HSINCHU, Taiwan -- GlobalWafers, the world's No. 3 silicon wafer material maker, on Monday said its plan to spend around $450 million to expand production in South Korea is on track amid high prices and tight supply.
"The [agreement] that we signed previously with our South Korean partner will very likely become a reality ... we are still doing final checks on whether some key equipment for wafer-making could be delivered on time," said Doris Hsu, chair and chief executive of Globalwafers after the company's annual general meeting. "If everything materializes, the groundbreaking event for the new facility will be in September."
Yonhap news agency reported in April that the Taiwanese company has reached an agreement with South Chungcheong Province to invest around 480 billion won ($449 million) in its plant in Cheonan, a city 80km south of Seoul. GlobalWafers, whose bigger rivals are Shin-Etsu Chemical and Sumco, said in April that it was assessing investment plans but nothing had been decided.

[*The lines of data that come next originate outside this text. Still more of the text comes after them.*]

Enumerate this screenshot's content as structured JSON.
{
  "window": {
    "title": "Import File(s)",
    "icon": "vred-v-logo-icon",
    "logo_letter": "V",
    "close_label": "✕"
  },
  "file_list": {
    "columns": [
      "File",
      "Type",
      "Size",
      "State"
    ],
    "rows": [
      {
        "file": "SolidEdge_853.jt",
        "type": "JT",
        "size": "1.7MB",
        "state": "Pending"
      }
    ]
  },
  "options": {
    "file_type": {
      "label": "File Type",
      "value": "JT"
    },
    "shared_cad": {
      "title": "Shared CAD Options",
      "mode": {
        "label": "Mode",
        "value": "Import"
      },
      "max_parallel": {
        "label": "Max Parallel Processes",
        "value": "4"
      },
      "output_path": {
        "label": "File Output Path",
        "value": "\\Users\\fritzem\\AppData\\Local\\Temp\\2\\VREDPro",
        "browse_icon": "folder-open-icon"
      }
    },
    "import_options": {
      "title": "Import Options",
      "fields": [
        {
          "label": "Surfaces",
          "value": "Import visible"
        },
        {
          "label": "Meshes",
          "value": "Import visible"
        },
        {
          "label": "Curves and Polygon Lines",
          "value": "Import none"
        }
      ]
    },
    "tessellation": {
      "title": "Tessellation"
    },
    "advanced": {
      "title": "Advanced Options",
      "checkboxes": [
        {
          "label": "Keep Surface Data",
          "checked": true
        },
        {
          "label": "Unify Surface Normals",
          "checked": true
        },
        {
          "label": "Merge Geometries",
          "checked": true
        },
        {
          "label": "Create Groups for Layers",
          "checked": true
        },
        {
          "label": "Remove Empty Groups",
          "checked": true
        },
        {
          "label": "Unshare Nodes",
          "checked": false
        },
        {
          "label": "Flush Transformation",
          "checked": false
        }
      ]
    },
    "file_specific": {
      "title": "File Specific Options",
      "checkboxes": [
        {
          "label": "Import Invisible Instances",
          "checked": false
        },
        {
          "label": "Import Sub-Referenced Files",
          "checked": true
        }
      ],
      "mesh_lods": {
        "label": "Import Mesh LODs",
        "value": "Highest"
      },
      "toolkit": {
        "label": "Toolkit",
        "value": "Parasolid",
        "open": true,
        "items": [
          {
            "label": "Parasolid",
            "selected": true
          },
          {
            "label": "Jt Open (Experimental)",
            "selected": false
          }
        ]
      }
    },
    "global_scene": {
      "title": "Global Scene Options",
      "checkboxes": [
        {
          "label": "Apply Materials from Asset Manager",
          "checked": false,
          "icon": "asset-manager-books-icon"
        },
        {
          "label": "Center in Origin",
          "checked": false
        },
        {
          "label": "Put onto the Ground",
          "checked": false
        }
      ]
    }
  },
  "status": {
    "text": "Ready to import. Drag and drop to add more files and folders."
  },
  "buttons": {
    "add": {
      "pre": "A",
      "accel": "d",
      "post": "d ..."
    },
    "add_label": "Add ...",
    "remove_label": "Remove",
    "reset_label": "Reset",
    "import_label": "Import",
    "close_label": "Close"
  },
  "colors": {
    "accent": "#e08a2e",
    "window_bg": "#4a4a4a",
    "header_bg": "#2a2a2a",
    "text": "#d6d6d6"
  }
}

Hsu said wafer prices would stay high into 2020, as her company has contracts to fulfil until 2020. "We are starting to negotiate and talk to clients about supplies from 2021 to 2025 and we don't see price correction for our 2021 contract now," she said.
GlobalWafers is a key wafer material supplier to major chip manufacturers such as Taiwan Semiconductor Manufacturing Co. (TSMC), Intel, Samsung Electronics, Infineon, STMicroelectronics, Texas Instruments and others. Wafers are substrate materials that chips are manufactured on.
The world's top three wafer makers and Silitronic and SK Siltron together control more than 90% of supplies in the global market. The wafer material industry was hit by the global financial crisis of 2008 and underwent consolidation, but has enjoyed a rebounding price since 2016. Hsu said her company did not see irrational capacity expansion by key players and that the market would remain healthy for years to come.
Future smart and electric cars, data centers, and new artificial intelligence computing needs are all boosting demand for semiconductors as well as wafer materials, according to Hsu.
However, Hsu said trade dispute between the U.S. and China could be a concern for her company if it continues to escalate and eventually hurt global economic growth.
"We are monitoring closely whether the U.S.-China trade spat could later damage the world's economic condition and demand," said Hsu. "If the trade war is only limited between some countries, it won't have any impact on our business as we sell to customers globally"
GlobalWafers' revenue surged 151% to 46.21 billion New Taiwan dollars ($1.52 billion) in 2017, thanks to its acquisitions of SunEdison of the U.S. and Topsil Semiconductor Materials of Denmark in 2016. The company's net profit jumped 462% to NT$5.27 billion. For the January to March period, Globalwafers' sales advanced more than 31% to NT$13.9 billion while net income surged to NT$2.7 billion, from NT$348 million a year ago.
Shares of GlobalWafers close 0.3% lower at NT$490.5 on the Taipei Exchange. They have risen more than 20% so far this year.